PARTS OF THE SERGER These are common parts of a serger—yours may be slightly different depending on the brand and the features it offers. The number of needles (and threads) may vary—some sergers use only one needle, others two; some machines offer various needle configurations for novelty stitch formations. There are several stitch configurations available on a serger, but the most common are 3-thread and 4-thread for seaming.
THREADING THE SERGER Threading the serger takes time initially, but with patience and practice, you’ll gain confidence and be able to do it faster and easier each time. Here are some tips to help: • Raise the presser foot before threading to allow the threads to pass easily through the tension disks. • Thread the serger with one thread cone at a time starting on the right of the machine and working left. • Follow the threading path on the diagram in your manual or inside the serger looper cover. • Make sure the telescopic thread guide is fully extended. • Pass the thread through all thread guides and then through the eye of the looper or needle from front to back. • Make sure the thread is pulled firmly into the corresponding tension disk. • As you finish with each thread, make sure to place the tail between the presser foot and the throat plate and extend it toward the back of the machine. • Lower the presser foot and press the foot pedal to test the stitching. For everything above, double-check the manual in case the specifications of your particular model are different. And if any threads come out of the needle or looper eye, rethread it from scratch—remove every thread from the serger, and thread it again, starting with the thread cone on the right.
ADJUSTING TENSION Getting the perfect tension is probably the most challenging part of working with a serger. In general, the machine should have standard tension settings as a recommended starting point, and the goal is for the stitch to have no loose threads, no puckering, and the upper and lower looper threads should connect exactly at the raw edge. The easiest way to test serger tension is to use a different thread color in each needle and loop so you can readily see which one might need adjustment. Do a stitching test by running a swatch of your project fabric through the serger. If your thread tension isn’t perfect, first check that the serger is threaded properly. Then, evaluate the sample serge and adjust the corresponding tension dial: increase the number to increase thread tension, decrease the number to decrease thread tension. Run another swatch of fabric through, and adjust the tension dials as needed until the serged seam is just right. • Adjust only one tension disk dial at a time. • Change your tension dial by only one number or marking at a time. Serger tension can be finicky and it isn’t the same as on your conventional machine. You may need to adjust your tension when working with different fabrics, when you change threads, or when you alter the stitch configuration. Consider keeping a swatch book of fabric samples and record the tension settings on various fabric and thread combinations. But always do a test before you start your project!

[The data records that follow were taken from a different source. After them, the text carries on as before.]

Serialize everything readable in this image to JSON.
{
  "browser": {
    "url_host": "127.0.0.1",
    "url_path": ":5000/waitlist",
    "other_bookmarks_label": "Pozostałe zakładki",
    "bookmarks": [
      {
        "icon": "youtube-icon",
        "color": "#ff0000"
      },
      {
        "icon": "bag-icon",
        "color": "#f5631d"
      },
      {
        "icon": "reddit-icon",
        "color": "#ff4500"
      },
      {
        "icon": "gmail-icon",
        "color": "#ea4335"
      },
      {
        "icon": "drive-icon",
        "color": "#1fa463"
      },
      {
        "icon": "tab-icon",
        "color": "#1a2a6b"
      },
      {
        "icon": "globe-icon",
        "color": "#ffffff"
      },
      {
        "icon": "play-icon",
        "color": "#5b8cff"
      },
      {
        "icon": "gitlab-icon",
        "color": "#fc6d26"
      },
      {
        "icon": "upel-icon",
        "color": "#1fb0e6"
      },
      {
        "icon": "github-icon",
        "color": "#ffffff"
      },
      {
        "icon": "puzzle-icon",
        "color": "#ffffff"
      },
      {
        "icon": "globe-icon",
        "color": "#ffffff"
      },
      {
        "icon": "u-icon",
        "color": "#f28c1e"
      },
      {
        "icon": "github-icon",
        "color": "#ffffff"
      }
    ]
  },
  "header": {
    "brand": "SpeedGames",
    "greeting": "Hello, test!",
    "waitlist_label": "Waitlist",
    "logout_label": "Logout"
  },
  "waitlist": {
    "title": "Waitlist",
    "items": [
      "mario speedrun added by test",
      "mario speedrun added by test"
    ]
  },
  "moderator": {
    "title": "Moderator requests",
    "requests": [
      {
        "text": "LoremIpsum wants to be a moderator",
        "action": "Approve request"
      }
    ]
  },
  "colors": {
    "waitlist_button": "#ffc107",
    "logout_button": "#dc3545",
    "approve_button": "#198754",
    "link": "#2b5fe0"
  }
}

SERGING SEAMS When serging a seam, line up the fabric edge with the seam guide on the needle plate—this will allow the needle(s) to stitch along the actual seamline. It also allows the knife to trim the fabric edge as it overcasts it, making a neater finish.
MAINTENANCE Because a serger uses so many threads, and because it’s also constantly cutting fabric, a lot of dust can accumulate inside the serger. It’s important to cover the serger when it’s not in use, and clean it regularly. Use a small serger vacuum, a brush, or a square of fleece fabric to keep the inside area dust free. And clean the tension disks by sliding a folded piece of cotton fabric or lining between the disks.
DIFFERENTIAL FEED When a serger has two separate sets of feed dogs, it has what’s called differential feed. Differential feed allows you to control how fast fabric is pulled through the machine, allowing it to be stretched or eased. The back set of feed dogs maintains a consistent speed, and you can adjust the front set to go faster or slower. By adjusting the serger’s differential feed, you can accommodate the varying stretchiness of different fabrics.
This article is excerpted with permission from <a href="http://amzn.to/17WNg5o">"BurdaStyle Modern Sewing: Wardrobe Essentials"</a> by BurdaStyle (Interweave/F+W).